### [Prompt]
From the entries below, please output exactly the lines starting at the one containing "Parse this screenshot: output" and ending at the one containing "Serialize everything readable", both included.

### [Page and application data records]
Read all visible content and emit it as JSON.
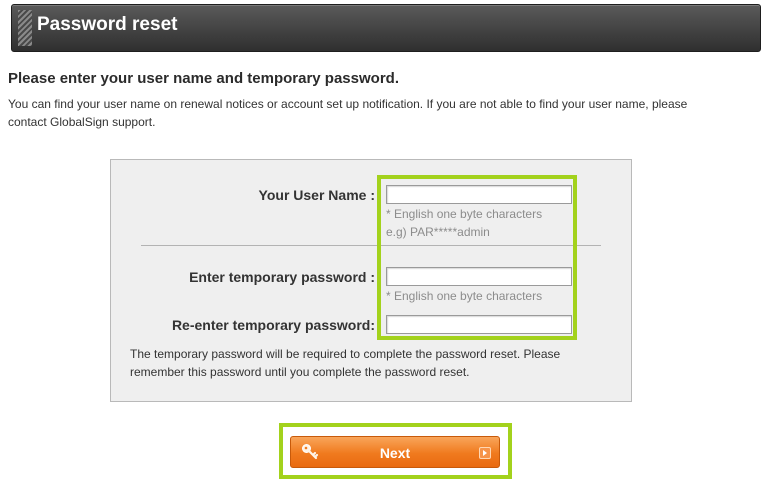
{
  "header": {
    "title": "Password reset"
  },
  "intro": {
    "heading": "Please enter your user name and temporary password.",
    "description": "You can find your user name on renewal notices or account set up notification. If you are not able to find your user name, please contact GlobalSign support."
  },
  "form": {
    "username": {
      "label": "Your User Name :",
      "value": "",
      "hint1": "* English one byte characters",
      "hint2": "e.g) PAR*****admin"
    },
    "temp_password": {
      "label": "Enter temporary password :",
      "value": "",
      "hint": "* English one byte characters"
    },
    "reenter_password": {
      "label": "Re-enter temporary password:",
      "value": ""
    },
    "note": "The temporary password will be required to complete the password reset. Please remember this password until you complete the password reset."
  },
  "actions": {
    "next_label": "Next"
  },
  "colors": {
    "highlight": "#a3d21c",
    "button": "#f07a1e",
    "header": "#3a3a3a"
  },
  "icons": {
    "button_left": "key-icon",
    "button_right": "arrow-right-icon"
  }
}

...

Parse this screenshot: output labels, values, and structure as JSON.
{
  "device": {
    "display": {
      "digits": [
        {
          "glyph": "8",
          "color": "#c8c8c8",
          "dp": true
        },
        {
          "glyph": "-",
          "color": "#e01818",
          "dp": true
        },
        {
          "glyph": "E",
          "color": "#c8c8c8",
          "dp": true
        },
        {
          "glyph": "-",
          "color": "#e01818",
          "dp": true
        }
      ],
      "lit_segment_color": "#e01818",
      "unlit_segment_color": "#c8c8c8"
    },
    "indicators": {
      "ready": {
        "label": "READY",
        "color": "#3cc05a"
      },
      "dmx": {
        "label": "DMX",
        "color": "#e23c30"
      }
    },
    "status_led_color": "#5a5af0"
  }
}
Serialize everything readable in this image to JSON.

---

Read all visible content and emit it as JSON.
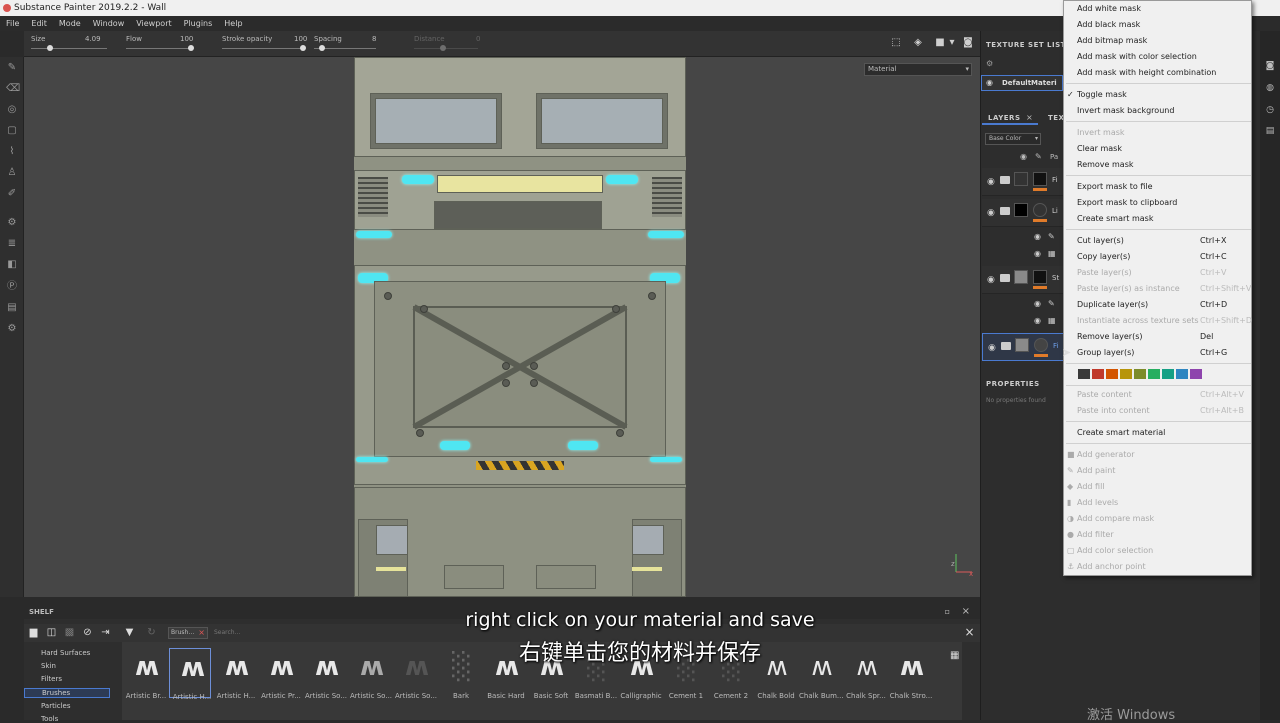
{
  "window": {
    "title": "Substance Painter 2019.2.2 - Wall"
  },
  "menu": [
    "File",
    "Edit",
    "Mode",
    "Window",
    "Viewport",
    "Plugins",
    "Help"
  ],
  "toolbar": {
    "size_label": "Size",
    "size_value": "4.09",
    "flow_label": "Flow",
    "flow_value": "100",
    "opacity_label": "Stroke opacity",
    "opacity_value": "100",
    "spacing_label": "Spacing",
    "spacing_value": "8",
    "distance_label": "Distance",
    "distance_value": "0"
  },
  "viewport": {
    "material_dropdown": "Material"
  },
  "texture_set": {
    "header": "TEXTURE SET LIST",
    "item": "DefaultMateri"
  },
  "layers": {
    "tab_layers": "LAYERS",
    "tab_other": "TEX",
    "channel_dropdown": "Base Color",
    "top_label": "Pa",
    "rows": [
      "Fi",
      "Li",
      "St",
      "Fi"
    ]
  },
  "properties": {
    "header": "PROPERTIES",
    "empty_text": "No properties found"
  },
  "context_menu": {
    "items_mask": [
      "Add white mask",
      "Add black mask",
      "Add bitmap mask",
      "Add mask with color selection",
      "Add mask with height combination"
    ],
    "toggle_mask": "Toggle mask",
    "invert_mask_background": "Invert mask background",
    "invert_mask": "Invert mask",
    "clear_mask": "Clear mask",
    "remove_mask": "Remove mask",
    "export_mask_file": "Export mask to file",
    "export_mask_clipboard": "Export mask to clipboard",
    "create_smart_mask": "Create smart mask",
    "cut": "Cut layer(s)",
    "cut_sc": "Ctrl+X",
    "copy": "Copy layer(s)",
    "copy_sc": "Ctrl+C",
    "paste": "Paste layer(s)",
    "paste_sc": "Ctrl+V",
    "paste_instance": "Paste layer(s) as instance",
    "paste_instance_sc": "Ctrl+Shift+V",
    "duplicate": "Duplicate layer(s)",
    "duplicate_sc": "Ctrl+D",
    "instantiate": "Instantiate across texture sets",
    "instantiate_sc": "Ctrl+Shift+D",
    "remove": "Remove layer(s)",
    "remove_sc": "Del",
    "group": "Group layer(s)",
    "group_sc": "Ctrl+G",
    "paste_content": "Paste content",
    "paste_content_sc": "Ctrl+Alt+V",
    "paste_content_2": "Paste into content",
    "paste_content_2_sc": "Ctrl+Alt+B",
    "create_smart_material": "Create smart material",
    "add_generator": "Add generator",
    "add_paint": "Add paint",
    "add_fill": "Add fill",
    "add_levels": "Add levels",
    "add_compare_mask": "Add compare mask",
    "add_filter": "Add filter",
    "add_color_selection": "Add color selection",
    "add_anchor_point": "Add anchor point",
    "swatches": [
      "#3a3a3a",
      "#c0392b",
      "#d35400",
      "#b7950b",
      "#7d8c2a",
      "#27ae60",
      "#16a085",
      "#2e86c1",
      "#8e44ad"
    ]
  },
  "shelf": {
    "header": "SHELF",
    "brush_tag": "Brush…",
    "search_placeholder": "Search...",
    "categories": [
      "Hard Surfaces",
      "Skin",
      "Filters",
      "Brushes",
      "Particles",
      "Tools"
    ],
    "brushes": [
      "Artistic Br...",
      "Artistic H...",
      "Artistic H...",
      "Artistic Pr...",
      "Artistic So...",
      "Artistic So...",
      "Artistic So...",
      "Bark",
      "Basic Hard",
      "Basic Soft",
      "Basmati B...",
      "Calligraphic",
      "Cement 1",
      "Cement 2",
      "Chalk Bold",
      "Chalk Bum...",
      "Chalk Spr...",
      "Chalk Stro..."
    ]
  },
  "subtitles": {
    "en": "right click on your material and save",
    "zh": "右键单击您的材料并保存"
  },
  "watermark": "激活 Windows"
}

### [Exercise solution]
Parse this screenshot: output labels, values, and structure as JSON.
{
  "device": {
    "display": {
      "digits": [
        {
          "glyph": "8",
          "color": "#c8c8c8",
          "dp": true
        },
        {
          "glyph": "-",
          "color": "#e01818",
          "dp": true
        },
        {
          "glyph": "E",
          "color": "#c8c8c8",
          "dp": true
        },
        {
          "glyph": "-",
          "color": "#e01818",
          "dp": true
        }
      ],
      "lit_segment_color": "#e01818",
      "unlit_segment_color": "#c8c8c8"
    },
    "indicators": {
      "ready": {
        "label": "READY",
        "color": "#3cc05a"
      },
      "dmx": {
        "label": "DMX",
        "color": "#e23c30"
      }
    },
    "status_led_color": "#5a5af0"
  }
}
Serialize everything readable in this image to JSON.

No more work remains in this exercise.